By Carol Witte, RDN, Senior Services Nutrition Program Director

Usually the first thing you hear about to control your blood pressure is to limit the sodium in your diet, which is usually correct. Avoiding high sodium foods has been proven to improve blood pressure and decrease one of your risks for heart disease.  The 2010 USDA dietary guidelines came out recommending that Americans work to decrease sodium and salt in their diets. Since then more food companies are trying to reduce the sodium content in many foods and I believe this is a great benefit to all. Most Americans consume too much salt or sodium in their diet due to hidden salt, processed foods and meals on the run. All that your body needs is approximately 1,500- 2,000 milligrams per day of sodium per day. So continue to read your labels and look for ways to decrease sodium.

On the other hand, Americans come up short on potassium in the diet, so that is what I would like to discuss today! A severe potassium deficiency is rare in healthy individuals but can result in serious consequences such as cardiac arrhythmias, muscle weakness and glucose intolerance. However, research shows that a great number of Americans live day-to-day with a more moderate potassium deficit, which poses longer term health threats, especially related to blood pressure control. Before going any further I also need to mention that for those individuals who may have kidney failure or decreased kidney function, please check with your Nephrologist, your dietitian, or your physician before you start increasing your food items which are high in potassium!  Too much potassium for those individuals is very serious and if too high can cause the heart to stop!

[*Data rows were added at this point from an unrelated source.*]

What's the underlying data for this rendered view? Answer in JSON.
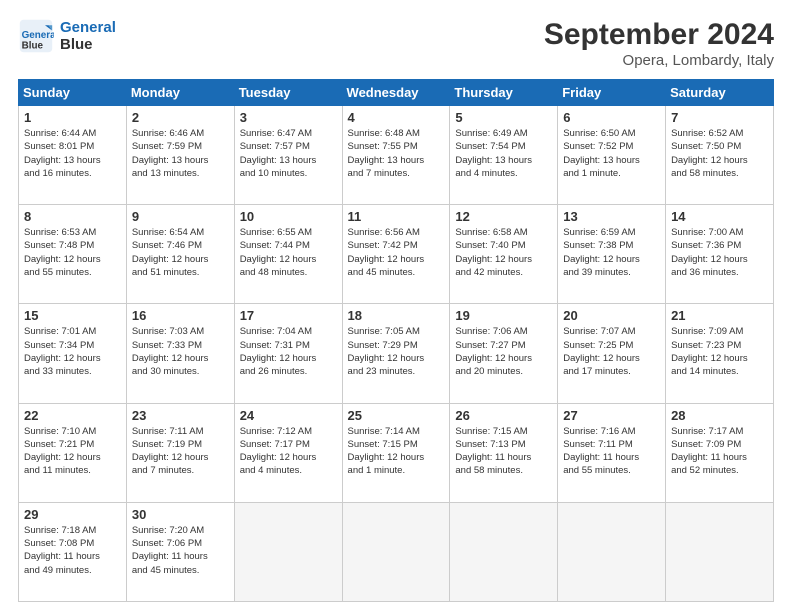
{
  "header": {
    "logo_line1": "General",
    "logo_line2": "Blue",
    "main_title": "September 2024",
    "sub_title": "Opera, Lombardy, Italy"
  },
  "calendar": {
    "days_of_week": [
      "Sunday",
      "Monday",
      "Tuesday",
      "Wednesday",
      "Thursday",
      "Friday",
      "Saturday"
    ],
    "weeks": [
      [
        {
          "day": "1",
          "detail": "Sunrise: 6:44 AM\nSunset: 8:01 PM\nDaylight: 13 hours\nand 16 minutes."
        },
        {
          "day": "2",
          "detail": "Sunrise: 6:46 AM\nSunset: 7:59 PM\nDaylight: 13 hours\nand 13 minutes."
        },
        {
          "day": "3",
          "detail": "Sunrise: 6:47 AM\nSunset: 7:57 PM\nDaylight: 13 hours\nand 10 minutes."
        },
        {
          "day": "4",
          "detail": "Sunrise: 6:48 AM\nSunset: 7:55 PM\nDaylight: 13 hours\nand 7 minutes."
        },
        {
          "day": "5",
          "detail": "Sunrise: 6:49 AM\nSunset: 7:54 PM\nDaylight: 13 hours\nand 4 minutes."
        },
        {
          "day": "6",
          "detail": "Sunrise: 6:50 AM\nSunset: 7:52 PM\nDaylight: 13 hours\nand 1 minute."
        },
        {
          "day": "7",
          "detail": "Sunrise: 6:52 AM\nSunset: 7:50 PM\nDaylight: 12 hours\nand 58 minutes."
        }
      ],
      [
        {
          "day": "8",
          "detail": "Sunrise: 6:53 AM\nSunset: 7:48 PM\nDaylight: 12 hours\nand 55 minutes."
        },
        {
          "day": "9",
          "detail": "Sunrise: 6:54 AM\nSunset: 7:46 PM\nDaylight: 12 hours\nand 51 minutes."
        },
        {
          "day": "10",
          "detail": "Sunrise: 6:55 AM\nSunset: 7:44 PM\nDaylight: 12 hours\nand 48 minutes."
        },
        {
          "day": "11",
          "detail": "Sunrise: 6:56 AM\nSunset: 7:42 PM\nDaylight: 12 hours\nand 45 minutes."
        },
        {
          "day": "12",
          "detail": "Sunrise: 6:58 AM\nSunset: 7:40 PM\nDaylight: 12 hours\nand 42 minutes."
        },
        {
          "day": "13",
          "detail": "Sunrise: 6:59 AM\nSunset: 7:38 PM\nDaylight: 12 hours\nand 39 minutes."
        },
        {
          "day": "14",
          "detail": "Sunrise: 7:00 AM\nSunset: 7:36 PM\nDaylight: 12 hours\nand 36 minutes."
        }
      ],
      [
        {
          "day": "15",
          "detail": "Sunrise: 7:01 AM\nSunset: 7:34 PM\nDaylight: 12 hours\nand 33 minutes."
        },
        {
          "day": "16",
          "detail": "Sunrise: 7:03 AM\nSunset: 7:33 PM\nDaylight: 12 hours\nand 30 minutes."
        },
        {
          "day": "17",
          "detail": "Sunrise: 7:04 AM\nSunset: 7:31 PM\nDaylight: 12 hours\nand 26 minutes."
        },
        {
          "day": "18",
          "detail": "Sunrise: 7:05 AM\nSunset: 7:29 PM\nDaylight: 12 hours\nand 23 minutes."
        },
        {
          "day": "19",
          "detail": "Sunrise: 7:06 AM\nSunset: 7:27 PM\nDaylight: 12 hours\nand 20 minutes."
        },
        {
          "day": "20",
          "detail": "Sunrise: 7:07 AM\nSunset: 7:25 PM\nDaylight: 12 hours\nand 17 minutes."
        },
        {
          "day": "21",
          "detail": "Sunrise: 7:09 AM\nSunset: 7:23 PM\nDaylight: 12 hours\nand 14 minutes."
        }
      ],
      [
        {
          "day": "22",
          "detail": "Sunrise: 7:10 AM\nSunset: 7:21 PM\nDaylight: 12 hours\nand 11 minutes."
        },
        {
          "day": "23",
          "detail": "Sunrise: 7:11 AM\nSunset: 7:19 PM\nDaylight: 12 hours\nand 7 minutes."
        },
        {
          "day": "24",
          "detail": "Sunrise: 7:12 AM\nSunset: 7:17 PM\nDaylight: 12 hours\nand 4 minutes."
        },
        {
          "day": "25",
          "detail": "Sunrise: 7:14 AM\nSunset: 7:15 PM\nDaylight: 12 hours\nand 1 minute."
        },
        {
          "day": "26",
          "detail": "Sunrise: 7:15 AM\nSunset: 7:13 PM\nDaylight: 11 hours\nand 58 minutes."
        },
        {
          "day": "27",
          "detail": "Sunrise: 7:16 AM\nSunset: 7:11 PM\nDaylight: 11 hours\nand 55 minutes."
        },
        {
          "day": "28",
          "detail": "Sunrise: 7:17 AM\nSunset: 7:09 PM\nDaylight: 11 hours\nand 52 minutes."
        }
      ],
      [
        {
          "day": "29",
          "detail": "Sunrise: 7:18 AM\nSunset: 7:08 PM\nDaylight: 11 hours\nand 49 minutes."
        },
        {
          "day": "30",
          "detail": "Sunrise: 7:20 AM\nSunset: 7:06 PM\nDaylight: 11 hours\nand 45 minutes."
        },
        {
          "day": "",
          "detail": ""
        },
        {
          "day": "",
          "detail": ""
        },
        {
          "day": "",
          "detail": ""
        },
        {
          "day": "",
          "detail": ""
        },
        {
          "day": "",
          "detail": ""
        }
      ]
    ]
  }
}
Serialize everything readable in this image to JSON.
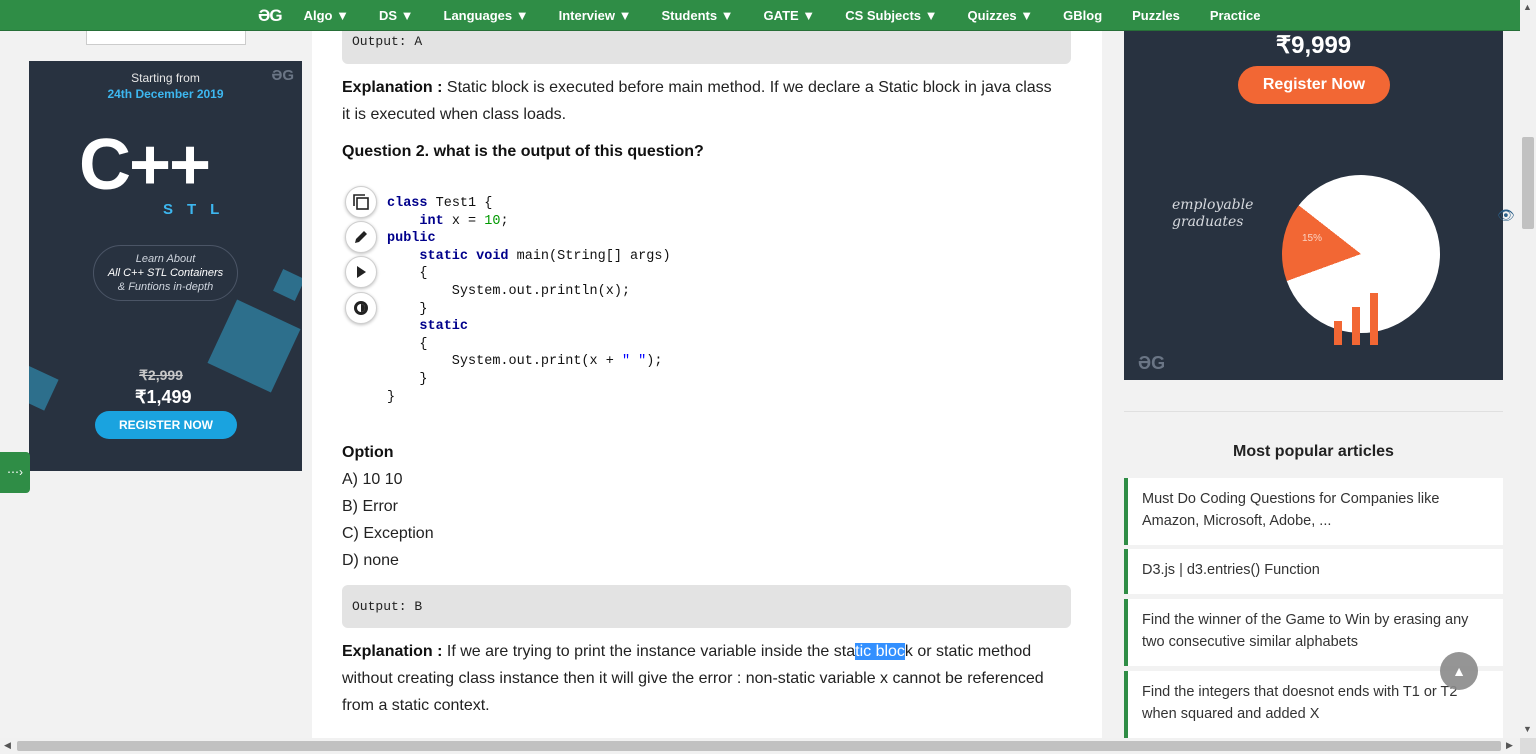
{
  "nav": {
    "logo": "ƏG",
    "items": [
      "Algo ▼",
      "DS ▼",
      "Languages ▼",
      "Interview ▼",
      "Students ▼",
      "GATE ▼",
      "CS Subjects ▼",
      "Quizzes ▼",
      "GBlog",
      "Puzzles",
      "Practice"
    ]
  },
  "ad_left": {
    "starting": "Starting from",
    "date": "24th December 2019",
    "logo": "ƏG",
    "title": "C++",
    "subtitle": "STL",
    "learn_1": "Learn About",
    "learn_2": "All C++ STL Containers",
    "learn_3": "& Funtions in-depth",
    "old_price": "₹2,999",
    "new_price": "₹1,499",
    "cta": "REGISTER NOW"
  },
  "side_tab_icon": "arrow-right-icon",
  "content": {
    "output_a": "Output: A",
    "expl1_label": "Explanation :",
    "expl1_text": " Static block is executed before main method. If we declare a Static block in java class it is executed when class loads.",
    "question2": "Question 2. what is the output of this question?",
    "option_heading": "Option",
    "options": [
      "A) 10 10",
      "B) Error",
      "C) Exception",
      "D) none"
    ],
    "output_b": "Output: B",
    "expl2_label": "Explanation :",
    "expl2_pre": " If we are trying to print the instance variable inside the sta",
    "expl2_sel": "tic bloc",
    "expl2_post": "k or static method without creating class instance then it will give the error : non-static variable x cannot be referenced from a static context."
  },
  "code_tools": [
    "copy-icon",
    "edit-icon",
    "run-icon",
    "theme-icon"
  ],
  "ad_right": {
    "price": "₹9,999",
    "cta": "Register Now",
    "label": "employable graduates",
    "percent": "15%",
    "logo": "ƏG"
  },
  "popular": {
    "title": "Most popular articles",
    "articles": [
      "Must Do Coding Questions for Companies like Amazon, Microsoft, Adobe, ...",
      "D3.js | d3.entries() Function",
      "Find the winner of the Game to Win by erasing any two consecutive similar alphabets",
      "Find the integers that doesnot ends with T1 or T2 when squared and added X"
    ]
  },
  "colors": {
    "brand_green": "#2f8d46",
    "ad_bg": "#283240",
    "accent_blue": "#1aa3df",
    "accent_orange": "#f26734"
  }
}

What is Potassium?
Potassium is a mineral that helps your muscles contract and regulates fluids and mineral balance in and out of the body cells. It helps maintain a normal blood pressure by decreasing the effects of sodium. Potassium has also been found to reduce the risk of recurrent kidney stones and possibly bone loss as we get older. Guidelines issued by the Institute of Medicine of the National Academies of Science encourage adults to consume at least 4,700 milligrams of potassium every day. That’s almost double what most of us actually eat.

What are Good Sources of Potassium?
Potassium is found in a wide range of foods, especially fruits and vegetables. Some are higher in potassium than others like leafy greens, tomatoes, eggplant, winter squash, pumpkin, potatoes (white and sweet), cantaloupe, honey dew melon, bananas and oranges. Potassium is also found in other food groups like dairy foods, beans, meat, poultry, fish and nuts.

Reach your recommended daily intake of potassium by frequently adding these foods to your daily menu:

  • 1 cup of cooked spinach = 840 milligrams
  • A medium baked potato = 800 mg
  • 1 cup of cooked broccoli = 460 mg
  • 1 cup of cantaloupe = 430 mg
  • A medium tomato = 290 mg
  • ½ cup of strawberries = 230 mg
  • A medium-size banana = 450 mg
  • 8 ounces of yogurt = 490 mg
  • 8 ounces of low-fat milk = 366 mg

A well balanced healthy diet full of colorful fruits and vegetables at each meal will help you meet your potassium needs each day!